- Email is a primary point of contact for domain names, so you’ll want to make sure to use an email you check regularly.
- Within the 60-day mark, you cannot transfer the domain to another registrar. The domain is locked at its current registrar.
- Verify your domain within 15 days of registration: This one is really important for folks just starting out. You need to verify your domain via email after the domain is registered. If you do not verify the domain it’s suspended and pointed away from the current hosting company.
- Tip: Be sure to use an email address that you check regularly to sign up for a domain. Reclaim’s found that for users working with their University email, the email from our registrar does not make it to their inboxes. Emails from Gmail or Outlook are more reliable.
- Make sure to use valid contact information. This includes a full billing/mailing address and email for the domain registration.
You can read through ICANN's list of FAQs and questions, they have an extensive list. Reclaim Hosting also has a guide to checking the Domain Name's Requirements within the Domain Registration and Verification section.
Domain Name Lifecycles
So, now that you know the hierarchy of domain names and you’ve registered the domain, what does the lifecycle look like?
- Registration: Domains can be registered to start at 1-year increments and can register up to 10 years at a time from the date of expiry.
- 15-day Verification Period: Once the domain is registered, users will have that 15-day verification period. After it's verified the domain is good to go for its registration period or until any changes are made.
- Expiry Date: this is the date that the domain expires, typically 365 day after registration.
- Grace Period: During the grace period, the registrant can renew the domain at any time up to a certain period of time (roughly 30 days) after the domain's expiry date.
- Redemption Period: Lasting for another 30 days, the redemption phase requires an additional fee to renew the domain name as the domain is preparing to be deleted. The fee can range from $15-$200+ and is set by the particular registrar.
- Deletion Phase: After the redemption phase, the domain is moved into deletion where no one can renew or redeem the domain. The deletion lasts for 5 days, when it is released back to the public for anyone to register.
Domain Name Transfers
You can always transfer your domain name between registrars if needed as long as they meet these requirements:
- Domains need to be with the current registrar for at least 60 days. This applies to new registrations and recently transferred domains.
- Turn off the domain's Registrar Lock (or theft protection). The lock is enabled by default to help protect the domain.
- Disable privacy protection. This ensures you're able to receive the correct emails to confirm the domain transfer.
- Get an EPP code for the domain name. This is a code specific to the domain name that confirms ownership.
After you receive all that information and make sure the domain name meets the requirements you can transfer the domain name. The domain transfer all in all takes 7 days to process from the time the order is placed. You’ll want to make sure to leave enough time for the domain to transfer before it expires. You can read more about the domain name transfer process in our Help Center.
When transferring a domain name, you are not transferring any content hosted on the domain. You’re only transferring the domain name registration. The content remains where it sits.
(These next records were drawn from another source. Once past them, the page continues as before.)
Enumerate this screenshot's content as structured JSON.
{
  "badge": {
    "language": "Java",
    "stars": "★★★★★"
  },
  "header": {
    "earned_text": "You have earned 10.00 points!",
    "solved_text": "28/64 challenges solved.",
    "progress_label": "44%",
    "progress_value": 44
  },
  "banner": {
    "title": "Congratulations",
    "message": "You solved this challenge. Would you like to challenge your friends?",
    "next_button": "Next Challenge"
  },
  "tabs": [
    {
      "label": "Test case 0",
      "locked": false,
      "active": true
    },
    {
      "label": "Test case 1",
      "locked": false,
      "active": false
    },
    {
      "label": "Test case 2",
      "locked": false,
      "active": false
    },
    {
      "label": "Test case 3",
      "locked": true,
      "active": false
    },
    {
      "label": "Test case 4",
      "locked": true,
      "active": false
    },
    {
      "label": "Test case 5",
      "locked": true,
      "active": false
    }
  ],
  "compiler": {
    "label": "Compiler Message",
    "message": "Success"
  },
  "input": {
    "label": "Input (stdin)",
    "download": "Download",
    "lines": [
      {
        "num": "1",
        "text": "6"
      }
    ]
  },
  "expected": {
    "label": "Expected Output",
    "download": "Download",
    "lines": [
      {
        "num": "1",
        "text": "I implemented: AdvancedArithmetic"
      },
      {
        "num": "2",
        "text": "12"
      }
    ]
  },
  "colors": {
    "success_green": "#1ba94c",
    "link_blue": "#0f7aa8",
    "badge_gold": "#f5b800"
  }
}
If you are looking to migrate content, feel free to check out our guides to migrating content and our Migration Project Assistance offering.
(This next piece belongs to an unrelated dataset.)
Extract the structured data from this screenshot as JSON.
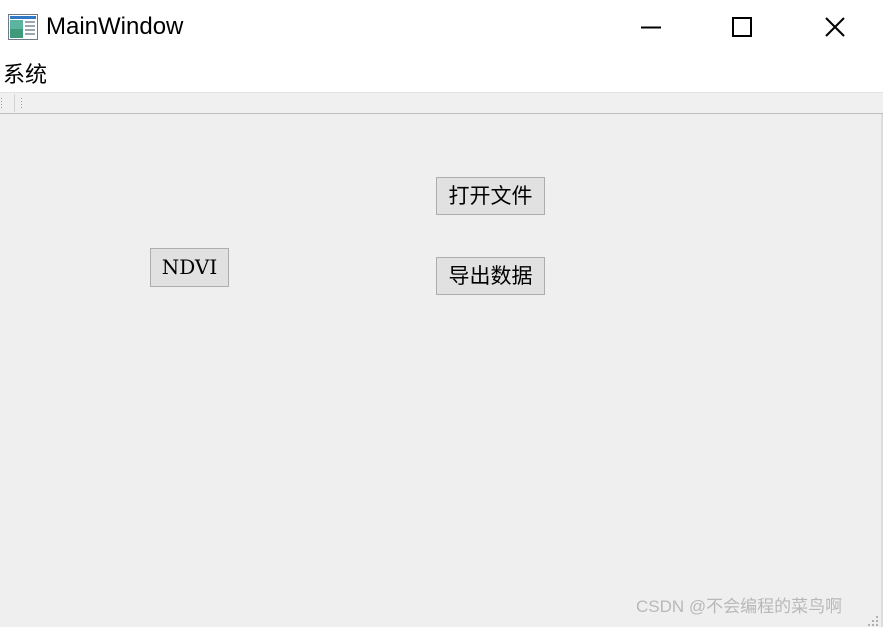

Reclaim Hosting has a ton of material regarding domain names and managing your domain name.
- Refund Policy: this describes the money back policy on new domain names
- Domain Name Grace Periods: This chart displays a domain name's grace period.
- Domain Name Lifecycle: goes through the different phases of a domain's name registration period.
- Subdomains and Subfolders: this will help you understand working with a subdomain in your account
- Domain Management: General domain management of your Reclaim Hosting account.